Speaking of failed governments, will Australia ever defend their own citizens? They refuse to stand by journalist Julian Assange who remains threatened and abused by the US and UK governments. In addition, they refuse to defend another citizen who's being held in an Iraqi prison. Christopher Knaus (GUARDIAN) reports:
Australian engineer Robert Pether has penned a handwritten note to Scott Morrison from his Iraqi jail cell, pleading for the prime minister to intervene and warning he is effectively being held hostage.
Pether has been behind bars for almost eight months after being lured to Iraq and arrested in relation to a dispute between his firm and the Central Bank of Iraq over the construction of its new Baghdad headquarters.
In August, Pether was sentenced to five years in an Iraqi jail and fined $US12m over allegations his firm, CME Consulting, spent money that should have gone to an architect and a subcontractor.
The sentence devastated his Ireland-based family, including his wife, Desree, and three children, who say Pether has been punished for what is effectively a contractual dispute that belongs in civil courts.
Pether said he’d been tricked into signing a confession – written in Arabic – in front of a judge after being told it was a routine court record.
“Two months later I learned the document was my alleged confession,” he wrote. “The first time I saw a translation of this document was four months after this date and it was nothing like the statement I had given during the interrogation process.”
Australia's 60 MINUTES filed a report a few weeks ago.

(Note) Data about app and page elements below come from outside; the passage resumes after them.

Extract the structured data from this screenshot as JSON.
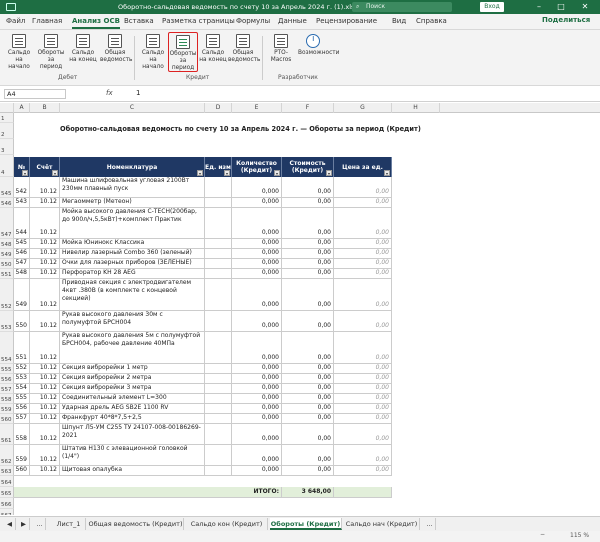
{
  "window": {
    "title": "Оборотно-сальдовая ведомость по счету 10 за Апрель 2024 г. (1).xlsx - Ex...",
    "search": "Поиск",
    "login": "Вход"
  },
  "tabs": [
    "Файл",
    "Главная",
    "Анализ ОСВ",
    "Вставка",
    "Разметка страницы",
    "Формулы",
    "Данные",
    "Рецензирование",
    "Вид",
    "Справка"
  ],
  "share": "Поделиться",
  "ribbon": {
    "debit": [
      {
        "label": "Сальдо на начало"
      },
      {
        "label": "Обороты за период"
      },
      {
        "label": "Сальдо на конец"
      },
      {
        "label": "Общая ведомость"
      }
    ],
    "credit": [
      {
        "label": "Сальдо на начало"
      },
      {
        "label": "Обороты за период"
      },
      {
        "label": "Сальдо на конец"
      },
      {
        "label": "Общая ведомость"
      }
    ],
    "dev": [
      {
        "label": "PTO-Macros"
      },
      {
        "label": "Возможности"
      }
    ],
    "groups": {
      "debit": "Дебет",
      "credit": "Кредит",
      "dev": "Разработчик"
    }
  },
  "formula": {
    "namebox": "A4",
    "fx": "fx",
    "value": "1"
  },
  "columns": [
    "A",
    "B",
    "C",
    "D",
    "E",
    "F",
    "G",
    "H"
  ],
  "report_title": "Оборотно-сальдовая ведомость по счету 10 за Апрель 2024 г. — Обороты за период (Кредит)",
  "headers": {
    "no": "№",
    "acc": "Счёт",
    "name": "Номенклатура",
    "unit": "Ед. изм",
    "qty": "Количество (Кредит)",
    "sum": "Стоимость (Кредит)",
    "price": "Цена за ед."
  },
  "rows": [
    {
      "r": "545",
      "no": "542",
      "acc": "10.12",
      "name": "Машина шлифовальная угловая 2100Вт 230мм плавный пуск",
      "qty": "0,000",
      "sum": "0,00",
      "price": "0,00"
    },
    {
      "r": "546",
      "no": "543",
      "acc": "10.12",
      "name": "Мегаомметр (Метеон)",
      "qty": "0,000",
      "sum": "0,00",
      "price": "0,00"
    },
    {
      "r": "547",
      "no": "544",
      "acc": "10.12",
      "name": "Мойка высокого давления С-ТЕСН(200бар, до 900л/ч,5,5кВт)+комплект Практик",
      "qty": "0,000",
      "sum": "0,00",
      "price": "0,00"
    },
    {
      "r": "548",
      "no": "545",
      "acc": "10.12",
      "name": "Мойка Юнинокс Классика",
      "qty": "0,000",
      "sum": "0,00",
      "price": "0,00"
    },
    {
      "r": "549",
      "no": "546",
      "acc": "10.12",
      "name": "Нивелир лазерный Combo 360 (зеленый)",
      "qty": "0,000",
      "sum": "0,00",
      "price": "0,00"
    },
    {
      "r": "550",
      "no": "547",
      "acc": "10.12",
      "name": "Очки для лазерных приборов (ЗЕЛЕНЫЕ)",
      "qty": "0,000",
      "sum": "0,00",
      "price": "0,00"
    },
    {
      "r": "551",
      "no": "548",
      "acc": "10.12",
      "name": "Перфоратор KH 28 AEG",
      "qty": "0,000",
      "sum": "0,00",
      "price": "0,00"
    },
    {
      "r": "552",
      "no": "549",
      "acc": "10.12",
      "name": "Приводная секция с электродвигателем 4квт .380В (в комплекте с концевой секцией)",
      "qty": "0,000",
      "sum": "0,00",
      "price": "0,00"
    },
    {
      "r": "553",
      "no": "550",
      "acc": "10.12",
      "name": "Рукав высокого давления 30м с полумуфтой БРСН004",
      "qty": "0,000",
      "sum": "0,00",
      "price": "0,00"
    },
    {
      "r": "554",
      "no": "551",
      "acc": "10.12",
      "name": "Рукав высокого давления 5м с полумуфтой БРСН004, рабочее давление 40МПа",
      "qty": "0,000",
      "sum": "0,00",
      "price": "0,00"
    },
    {
      "r": "555",
      "no": "552",
      "acc": "10.12",
      "name": "Секция виброрейки 1 метр",
      "qty": "0,000",
      "sum": "0,00",
      "price": "0,00"
    },
    {
      "r": "556",
      "no": "553",
      "acc": "10.12",
      "name": "Секция виброрейки 2 метра",
      "qty": "0,000",
      "sum": "0,00",
      "price": "0,00"
    },
    {
      "r": "557",
      "no": "554",
      "acc": "10.12",
      "name": "Секция виброрейки 3 метра",
      "qty": "0,000",
      "sum": "0,00",
      "price": "0,00"
    },
    {
      "r": "558",
      "no": "555",
      "acc": "10.12",
      "name": "Соединительный элемент L=300",
      "qty": "0,000",
      "sum": "0,00",
      "price": "0,00"
    },
    {
      "r": "559",
      "no": "556",
      "acc": "10.12",
      "name": "Ударная дрель AEG SB2E  1100 RV",
      "qty": "0,000",
      "sum": "0,00",
      "price": "0,00"
    },
    {
      "r": "560",
      "no": "557",
      "acc": "10.12",
      "name": "Франкфурт 40*8*7,5+2,5",
      "qty": "0,000",
      "sum": "0,00",
      "price": "0,00"
    },
    {
      "r": "561",
      "no": "558",
      "acc": "10.12",
      "name": "Шпунт Л5-УМ С255 ТУ 24107-008-00186269-2021",
      "qty": "0,000",
      "sum": "0,00",
      "price": "0,00"
    },
    {
      "r": "562",
      "no": "559",
      "acc": "10.12",
      "name": "Штатив Н130 с элевационной головкой (1/4\")",
      "qty": "0,000",
      "sum": "0,00",
      "price": "0,00"
    },
    {
      "r": "563",
      "no": "560",
      "acc": "10.12",
      "name": "Щитовая опалубка",
      "qty": "0,000",
      "sum": "0,00",
      "price": "0,00"
    }
  ],
  "total": {
    "label": "ИТОГО:",
    "sum": "3 648,00"
  },
  "extra_rows": [
    "564",
    "565",
    "566",
    "567",
    "568"
  ],
  "header_row_labels": [
    "1",
    "2",
    "3",
    "4"
  ],
  "sheets": [
    "Лист_1",
    "Общая ведомость (Кредит)",
    "Сальдо кон (Кредит)",
    "Обороты (Кредит)",
    "Сальдо нач (Кредит)"
  ],
  "active_sheet": "Обороты (Кредит)",
  "status": {
    "zoom": "115 %"
  }
}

Winding down, yesterday's snapshot noted Hunter Biden's latest scandal. Yesterday evening, a friend told me Jonathan Turley had weighed in. We had problems yesterday getting the snapshot up so I missed that -- I did go in an add a note and a link. If you missed his column, here's the opening:
I previously wrote a column on the one year anniversary of the Hunter Biden laptop story that marveled at the success of the Biden family in making the scandal vanish before that 2020 election. It was analogized to Houdini making his 10,000-pound elephant Jennie disappear in his act. The Biden trick however occurred live before an audience of millions. Now, in an encore, a new major story on Biden’s Chinese dealings has surfaced. Once again, poof!
The media has made the story disappear except for a couple of the usual outlets. Even with the New York Times reporting on the story, the disclosure of Biden’s role in securing one of the world’s largest cobalt mines for China (a key component to electric battery production) has been ignored by the major networks and many other print outlets. Once again, ABC. NBC, CBS, CNN, MSNBC, and other media just cannot see the elephant.
What is most amazing about this continuing trick is that the story has all of the elements that the media longed to confirm during the Trump Administration on the financial dealings of the Trump children. The son of the President was involved in a successful effort to handover a strategically vital natural resource to the Chinese that would guarantee their dominance in one of the most important new industries of the “Green economy.” This occurred during a period when Hunter Biden and his uncle were accused of running a global influence peddling operation with foreign powers that cashed in on the Vice Presidency of Joe Biden. Then there is the fact that the story appears to contradict denials of continuing ownership in such foreign interests by the Bidens.